Meet the team
Wirral CCG commissions most hospital care and community services across the Wirral. Within its footprint, Wirral University Teaching Hospital (WUTH) provides the regional Urology Specialist MDT service for bladder, prostate and kidney. Currently, patients are referred into WUTH to be seen either at Arrowe Park Hospital or Clatterbridge Hospital.
The big idea
Wirral has a prostate cancer incidence ratio 15% higher than the England average and 18% higher than the North West average; and mortality for prostate cancer is low compared with other cancers. Taken together, these factors suggest that the development of survivorship services for men with prostate cancer could have a significant impact on the quality of care for patients in the region.
The project introduced a new Prostate Cancer Nurse Service, which aimed to reduce unnecessary referrals back into the hospital and therefore increase clinic space for new referrals, support shared care arrangement so that stable patients are discharged back to GPs, and provide patients and their carers with timely support, advice, referrals and signposting relevant to their individual needs.
Making it happen
The Prostate Cancer Nurse Service established community based clinics and worked in partnership with secondary care to provide all prostate cancer patients with a Holistic Needs Assessment (HNA) at key points in their pathway to support self-management and improve quality of life.
The aims of the service were to:
- Provide care that is closer to home
- Provide treatment summaries to improve transition of care back to the GP
- Offer timely access to Continence, Erectile Dysfunction, Community Therapies and other specialist services
- Provide survivorship support through the ‘Living with Prostate Cancer’ course
- Provide individual support mechanisms for patients and carers, such as telephone contact and provision of supportive literature according to clinical need
Find out what works
The team gained valuable insight into the benefits that HNAs can offer both patients and their relatives. They used the 'Identifying your concerns' check list which was developed as part of the National Cancer Survivorship Initiative. This tool is completed prior to their assessment and allowed patients to discuss sensitive issues that may have not otherwise been addressed.
The 'Living with Prostate Cancer' course has been a valuable learning experience and has shown how a group of men can be supported and educated through a six week programme. They enjoyed an introduction to exercise, education of symptom management and gained valuable peer support from other members of the group. This course has enabled us to get a better understanding of the impact that prostate cancer has on men and their families and will assist in shaping the future service.
Initially the team found integrating with the local Secondary care hospital team challenging. This has been due to restructuring of services, change in Service Leads, meetings being arranged in a timely manner and time constraints of staff in order to support the integration process.

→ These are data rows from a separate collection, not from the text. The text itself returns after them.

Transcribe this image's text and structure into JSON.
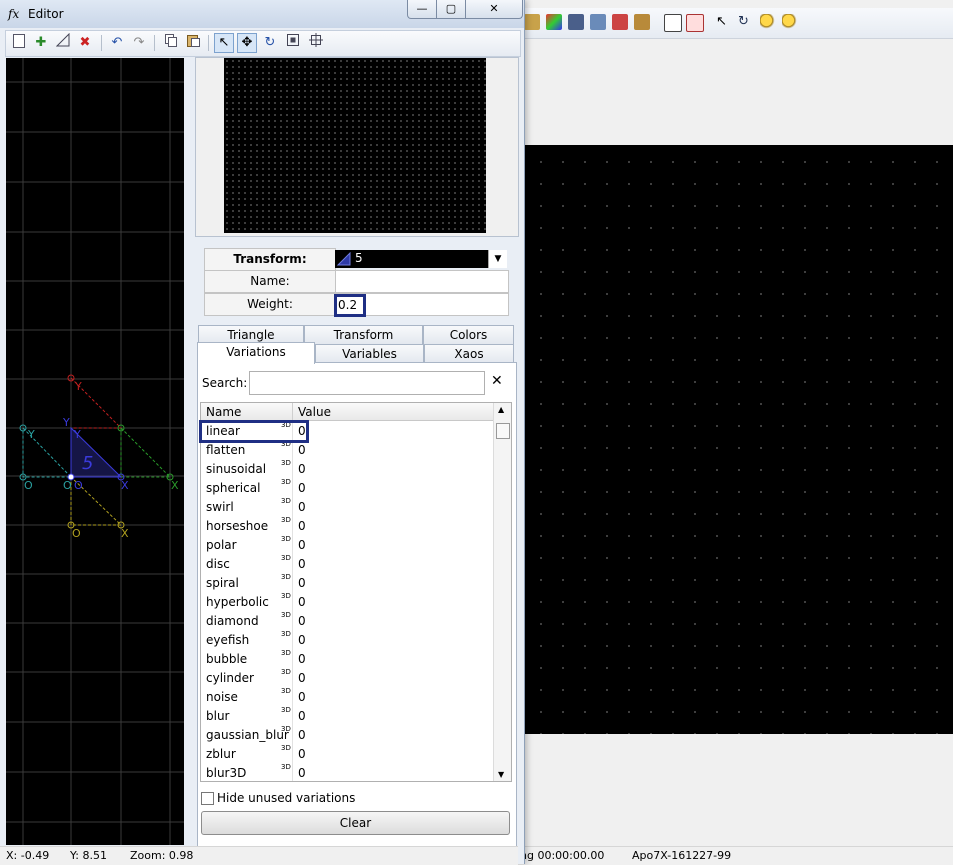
{
  "editor": {
    "title": "Editor",
    "title_icon": "fx",
    "minimize": "—",
    "maximize": "▢",
    "close": "✕"
  },
  "transform": {
    "transform_label": "Transform:",
    "transform_value": "5",
    "name_label": "Name:",
    "name_value": "",
    "weight_label": "Weight:",
    "weight_value": "0.2"
  },
  "tabs": {
    "triangle": "Triangle",
    "transform": "Transform",
    "colors": "Colors",
    "variations": "Variations",
    "variables": "Variables",
    "xaos": "Xaos"
  },
  "search": {
    "label": "Search:",
    "value": "",
    "clear": "✕"
  },
  "grid": {
    "col_name": "Name",
    "col_value": "Value",
    "rows": [
      {
        "name": "linear",
        "badge": "3D",
        "value": "0"
      },
      {
        "name": "flatten",
        "badge": "3D",
        "value": "0"
      },
      {
        "name": "sinusoidal",
        "badge": "3D",
        "value": "0"
      },
      {
        "name": "spherical",
        "badge": "3D",
        "value": "0"
      },
      {
        "name": "swirl",
        "badge": "3D",
        "value": "0"
      },
      {
        "name": "horseshoe",
        "badge": "3D",
        "value": "0"
      },
      {
        "name": "polar",
        "badge": "3D",
        "value": "0"
      },
      {
        "name": "disc",
        "badge": "3D",
        "value": "0"
      },
      {
        "name": "spiral",
        "badge": "3D",
        "value": "0"
      },
      {
        "name": "hyperbolic",
        "badge": "3D",
        "value": "0"
      },
      {
        "name": "diamond",
        "badge": "3D",
        "value": "0"
      },
      {
        "name": "eyefish",
        "badge": "3D",
        "value": "0"
      },
      {
        "name": "bubble",
        "badge": "3D",
        "value": "0"
      },
      {
        "name": "cylinder",
        "badge": "3D",
        "value": "0"
      },
      {
        "name": "noise",
        "badge": "3D",
        "value": "0"
      },
      {
        "name": "blur",
        "badge": "3D",
        "value": "0"
      },
      {
        "name": "gaussian_blur",
        "badge": "3D",
        "value": "0"
      },
      {
        "name": "zblur",
        "badge": "3D",
        "value": "0"
      },
      {
        "name": "blur3D",
        "badge": "3D",
        "value": "0"
      }
    ]
  },
  "options": {
    "hide_unused": "Hide unused variations",
    "clear_button": "Clear"
  },
  "triangle_canvas": {
    "label_number": "5",
    "labels": [
      "Y",
      "Y",
      "Y",
      "Y",
      "O",
      "O",
      "O",
      "X",
      "X",
      "O",
      "X"
    ]
  },
  "editor_status": {
    "x": "X: -0.49",
    "y": "Y: 8.51",
    "zoom": "Zoom: 0.98"
  },
  "main_status": {
    "render_time": "ng 00:00:00.00",
    "build": "Apo7X-161227-99"
  },
  "colors": {
    "highlight": "#1f2f84",
    "canvas_bg": "#000000"
  }
}
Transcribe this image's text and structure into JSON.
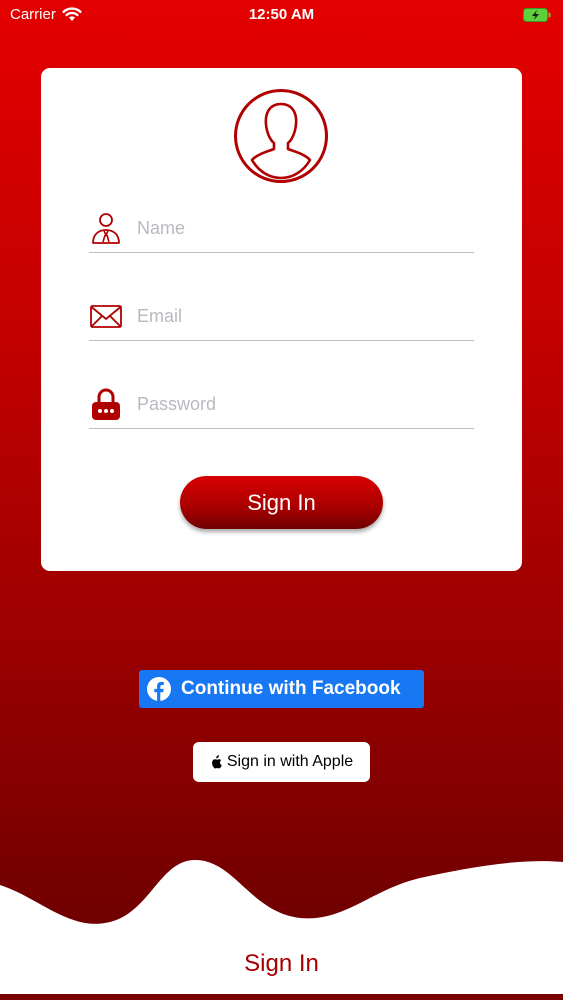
{
  "status_bar": {
    "carrier": "Carrier",
    "time": "12:50 AM"
  },
  "form": {
    "name_placeholder": "Name",
    "email_placeholder": "Email",
    "password_placeholder": "Password",
    "signin_label": "Sign In"
  },
  "social": {
    "facebook_label": "Continue with Facebook",
    "apple_label": "Sign in with Apple"
  },
  "footer": {
    "title": "Sign In"
  },
  "colors": {
    "accent": "#b00000",
    "facebook": "#1877f2",
    "battery": "#5cd13b"
  },
  "icons": [
    "wifi-icon",
    "battery-icon",
    "user-avatar-icon",
    "person-icon",
    "mail-icon",
    "lock-icon",
    "facebook-icon",
    "apple-icon"
  ]
}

However within the local hospital they made progress in overcoming these challenges and now have regular contact via phone and email with the Uro-Oncology nurses. Monthly meetings in the hospital were also established to support integration of the roles.
Initially raising awareness and getting referrals into to the service was challenging. This was overcome by emailing and contacting GP surgeries introducing the service, getting the commissioners involved to raise the profile and offer support. Writing to all consultants personally to explain what the service entailed and how to refer. Posters were put up in all GP surgeries and clinics within our local community. The team developed patient leaflets with contact details on and have attended link groups and local support groups.
The Prostate Cancer Nurse Service has been a successful and popular service. It won the Wirral Community NHS Trust 'Patient at the Heart' award, and there was strong community support for the service.
Using the HNA as a tool, the service has identified the issues that men were most concerned by such as continence and erectile dysfunction. This has ensured men have timely support, advice, referrals and were signposted to relevant services.
The clinics were run in the community which helped in providing care closer to home.
80% of men surveyed felt that the support from the nursing team improved their quality of life and 100% of men surveyed had a very good experience of the service.
Five Living Well with Prostate Cancer Survivorship Courses in partnership with Maggie's Merseyside and Livewell services were run. The pilot course was evaluated and 70% of men felt more in control of physical symptoms and 100% were satisfied with amount of support and encouragement received on programme.
A business case has been submitted and Wirral Community Trust is reviewing options.